A verbatim copy of every entry is required.

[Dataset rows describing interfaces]
──────────────────────────────
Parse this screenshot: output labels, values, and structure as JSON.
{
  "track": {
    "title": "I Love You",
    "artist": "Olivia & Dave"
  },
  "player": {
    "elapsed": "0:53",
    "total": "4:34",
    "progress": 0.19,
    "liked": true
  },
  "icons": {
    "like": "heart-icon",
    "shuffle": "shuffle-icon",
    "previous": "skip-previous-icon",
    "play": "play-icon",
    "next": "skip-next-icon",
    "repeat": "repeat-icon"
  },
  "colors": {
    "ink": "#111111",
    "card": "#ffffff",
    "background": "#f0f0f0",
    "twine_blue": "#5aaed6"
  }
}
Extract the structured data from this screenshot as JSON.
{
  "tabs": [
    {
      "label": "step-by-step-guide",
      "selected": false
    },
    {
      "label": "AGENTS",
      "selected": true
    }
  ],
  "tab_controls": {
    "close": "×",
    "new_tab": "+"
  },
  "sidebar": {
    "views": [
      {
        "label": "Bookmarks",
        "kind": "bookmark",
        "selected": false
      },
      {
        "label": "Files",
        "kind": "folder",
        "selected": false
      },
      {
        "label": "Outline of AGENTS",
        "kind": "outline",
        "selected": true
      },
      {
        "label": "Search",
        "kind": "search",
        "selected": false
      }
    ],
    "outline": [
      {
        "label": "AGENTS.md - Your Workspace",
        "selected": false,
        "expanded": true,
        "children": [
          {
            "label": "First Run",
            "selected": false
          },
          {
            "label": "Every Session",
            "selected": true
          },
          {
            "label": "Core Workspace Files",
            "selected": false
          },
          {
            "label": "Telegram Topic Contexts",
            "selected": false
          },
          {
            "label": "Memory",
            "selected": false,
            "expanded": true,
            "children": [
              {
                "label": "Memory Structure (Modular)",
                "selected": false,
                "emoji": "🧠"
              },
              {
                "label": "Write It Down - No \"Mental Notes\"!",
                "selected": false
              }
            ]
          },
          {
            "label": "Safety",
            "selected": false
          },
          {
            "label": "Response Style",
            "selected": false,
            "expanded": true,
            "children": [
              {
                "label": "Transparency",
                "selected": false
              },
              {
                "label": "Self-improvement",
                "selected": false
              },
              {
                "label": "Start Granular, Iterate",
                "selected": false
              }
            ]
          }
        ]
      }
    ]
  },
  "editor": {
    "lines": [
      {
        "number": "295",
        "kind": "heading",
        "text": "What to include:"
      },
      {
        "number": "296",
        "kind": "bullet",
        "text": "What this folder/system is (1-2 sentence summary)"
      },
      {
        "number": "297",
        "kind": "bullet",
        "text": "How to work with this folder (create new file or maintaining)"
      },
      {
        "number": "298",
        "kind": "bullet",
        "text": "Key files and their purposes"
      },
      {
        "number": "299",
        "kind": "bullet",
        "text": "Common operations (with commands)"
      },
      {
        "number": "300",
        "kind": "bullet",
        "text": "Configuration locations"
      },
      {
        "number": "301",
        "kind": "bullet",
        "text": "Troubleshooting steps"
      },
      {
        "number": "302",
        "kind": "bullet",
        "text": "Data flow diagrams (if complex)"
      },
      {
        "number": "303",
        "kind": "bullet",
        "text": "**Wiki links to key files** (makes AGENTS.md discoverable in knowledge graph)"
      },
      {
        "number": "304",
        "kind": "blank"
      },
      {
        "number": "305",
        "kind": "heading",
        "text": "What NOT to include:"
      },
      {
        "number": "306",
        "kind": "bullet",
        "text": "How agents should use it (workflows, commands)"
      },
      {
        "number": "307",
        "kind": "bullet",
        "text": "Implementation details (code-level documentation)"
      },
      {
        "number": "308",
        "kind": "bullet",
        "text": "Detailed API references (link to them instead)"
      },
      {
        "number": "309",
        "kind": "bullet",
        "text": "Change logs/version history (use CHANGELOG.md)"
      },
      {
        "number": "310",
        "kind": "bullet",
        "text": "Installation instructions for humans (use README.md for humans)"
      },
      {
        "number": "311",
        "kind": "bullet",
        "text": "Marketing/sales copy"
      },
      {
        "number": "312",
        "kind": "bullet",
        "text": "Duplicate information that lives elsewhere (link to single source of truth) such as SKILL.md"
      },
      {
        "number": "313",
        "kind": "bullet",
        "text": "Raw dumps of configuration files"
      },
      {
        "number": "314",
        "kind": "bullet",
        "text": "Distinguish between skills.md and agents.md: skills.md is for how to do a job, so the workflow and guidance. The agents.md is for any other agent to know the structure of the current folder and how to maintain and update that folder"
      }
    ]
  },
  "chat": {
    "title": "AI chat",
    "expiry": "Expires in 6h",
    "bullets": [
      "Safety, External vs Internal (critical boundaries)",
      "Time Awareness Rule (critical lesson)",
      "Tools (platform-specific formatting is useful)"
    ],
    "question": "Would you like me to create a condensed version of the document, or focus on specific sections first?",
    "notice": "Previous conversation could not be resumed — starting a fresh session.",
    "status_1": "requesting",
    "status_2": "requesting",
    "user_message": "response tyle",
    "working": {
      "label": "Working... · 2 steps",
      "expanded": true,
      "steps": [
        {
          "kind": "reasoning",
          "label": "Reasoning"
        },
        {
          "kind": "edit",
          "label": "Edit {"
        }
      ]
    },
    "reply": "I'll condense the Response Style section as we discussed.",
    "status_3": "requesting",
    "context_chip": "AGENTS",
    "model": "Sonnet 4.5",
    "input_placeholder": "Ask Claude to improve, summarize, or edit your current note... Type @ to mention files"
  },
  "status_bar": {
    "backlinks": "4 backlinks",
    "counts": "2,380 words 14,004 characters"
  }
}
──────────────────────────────
Exercise output -
Parse this screenshot: output labels, values, and structure as JSON.
{
  "track": {
    "title": "I Love You",
    "artist": "Olivia & Dave"
  },
  "player": {
    "elapsed": "0:53",
    "total": "4:34",
    "progress": 0.19,
    "liked": true
  },
  "icons": {
    "like": "heart-icon",
    "shuffle": "shuffle-icon",
    "previous": "skip-previous-icon",
    "play": "play-icon",
    "next": "skip-next-icon",
    "repeat": "repeat-icon"
  },
  "colors": {
    "ink": "#111111",
    "card": "#ffffff",
    "background": "#f0f0f0",
    "twine_blue": "#5aaed6"
  }
}
Extract the structured data from this screenshot as JSON.
{
  "tabs": [
    {
      "label": "step-by-step-guide",
      "selected": false
    },
    {
      "label": "AGENTS",
      "selected": true
    }
  ],
  "tab_controls": {
    "close": "×",
    "new_tab": "+"
  },
  "sidebar": {
    "views": [
      {
        "label": "Bookmarks",
        "kind": "bookmark",
        "selected": false
      },
      {
        "label": "Files",
        "kind": "folder",
        "selected": false
      },
      {
        "label": "Outline of AGENTS",
        "kind": "outline",
        "selected": true
      },
      {
        "label": "Search",
        "kind": "search",
        "selected": false
      }
    ],
    "outline": [
      {
        "label": "AGENTS.md - Your Workspace",
        "selected": false,
        "expanded": true,
        "children": [
          {
            "label": "First Run",
            "selected": false
          },
          {
            "label": "Every Session",
            "selected": true
          },
          {
            "label": "Core Workspace Files",
            "selected": false
          },
          {
            "label": "Telegram Topic Contexts",
            "selected": false
          },
          {
            "label": "Memory",
            "selected": false,
            "expanded": true,
            "children": [
              {
                "label": "Memory Structure (Modular)",
                "selected": false,
                "emoji": "🧠"
              },
              {
                "label": "Write It Down - No \"Mental Notes\"!",
                "selected": false
              }
            ]
          },
          {
            "label": "Safety",
            "selected": false
          },
          {
            "label": "Response Style",
            "selected": false,
            "expanded": true,
            "children": [
              {
                "label": "Transparency",
                "selected": false
              },
              {
                "label": "Self-improvement",
                "selected": false
              },
              {
                "label": "Start Granular, Iterate",
                "selected": false
              }
            ]
          }
        ]
      }
    ]
  },
  "editor": {
    "lines": [
      {
        "number": "295",
        "kind": "heading",
        "text": "What to include:"
      },
      {
        "number": "296",
        "kind": "bullet",
        "text": "What this folder/system is (1-2 sentence summary)"
      },
      {
        "number": "297",
        "kind": "bullet",
        "text": "How to work with this folder (create new file or maintaining)"
      },
      {
        "number": "298",
        "kind": "bullet",
        "text": "Key files and their purposes"
      },
      {
        "number": "299",
        "kind": "bullet",
        "text": "Common operations (with commands)"
      },
      {
        "number": "300",
        "kind": "bullet",
        "text": "Configuration locations"
      },
      {
        "number": "301",
        "kind": "bullet",
        "text": "Troubleshooting steps"
      },
      {
        "number": "302",
        "kind": "bullet",
        "text": "Data flow diagrams (if complex)"
      },
      {
        "number": "303",
        "kind": "bullet",
        "text": "**Wiki links to key files** (makes AGENTS.md discoverable in knowledge graph)"
      },
      {
        "number": "304",
        "kind": "blank"
      },
      {
        "number": "305",
        "kind": "heading",
        "text": "What NOT to include:"
      },
      {
        "number": "306",
        "kind": "bullet",
        "text": "How agents should use it (workflows, commands)"
      },
      {
        "number": "307",
        "kind": "bullet",
        "text": "Implementation details (code-level documentation)"
      },
      {
        "number": "308",
        "kind": "bullet",
        "text": "Detailed API references (link to them instead)"
      },
      {
        "number": "309",
        "kind": "bullet",
        "text": "Change logs/version history (use CHANGELOG.md)"
      },
      {
        "number": "310",
        "kind": "bullet",
        "text": "Installation instructions for humans (use README.md for humans)"
      },
      {
        "number": "311",
        "kind": "bullet",
        "text": "Marketing/sales copy"
      },
      {
        "number": "312",
        "kind": "bullet",
        "text": "Duplicate information that lives elsewhere (link to single source of truth) such as SKILL.md"
      },
      {
        "number": "313",
        "kind": "bullet",
        "text": "Raw dumps of configuration files"
      },
      {
        "number": "314",
        "kind": "bullet",
        "text": "Distinguish between skills.md and agents.md: skills.md is for how to do a job, so the workflow and guidance. The agents.md is for any other agent to know the structure of the current folder and how to maintain and update that folder"
      }
    ]
  },
  "chat": {
    "title": "AI chat",
    "expiry": "Expires in 6h",
    "bullets": [
      "Safety, External vs Internal (critical boundaries)",
      "Time Awareness Rule (critical lesson)",
      "Tools (platform-specific formatting is useful)"
    ],
    "question": "Would you like me to create a condensed version of the document, or focus on specific sections first?",
    "notice": "Previous conversation could not be resumed — starting a fresh session.",
    "status_1": "requesting",
    "status_2": "requesting",
    "user_message": "response tyle",
    "working": {
      "label": "Working... · 2 steps",
      "expanded": true,
      "steps": [
        {
          "kind": "reasoning",
          "label": "Reasoning"
        },
        {
          "kind": "edit",
          "label": "Edit {"
        }
      ]
    },
    "reply": "I'll condense the Response Style section as we discussed.",
    "status_3": "requesting",
    "context_chip": "AGENTS",
    "model": "Sonnet 4.5",
    "input_placeholder": "Ask Claude to improve, summarize, or edit your current note... Type @ to mention files"
  },
  "status_bar": {
    "backlinks": "4 backlinks",
    "counts": "2,380 words 14,004 characters"
  }
}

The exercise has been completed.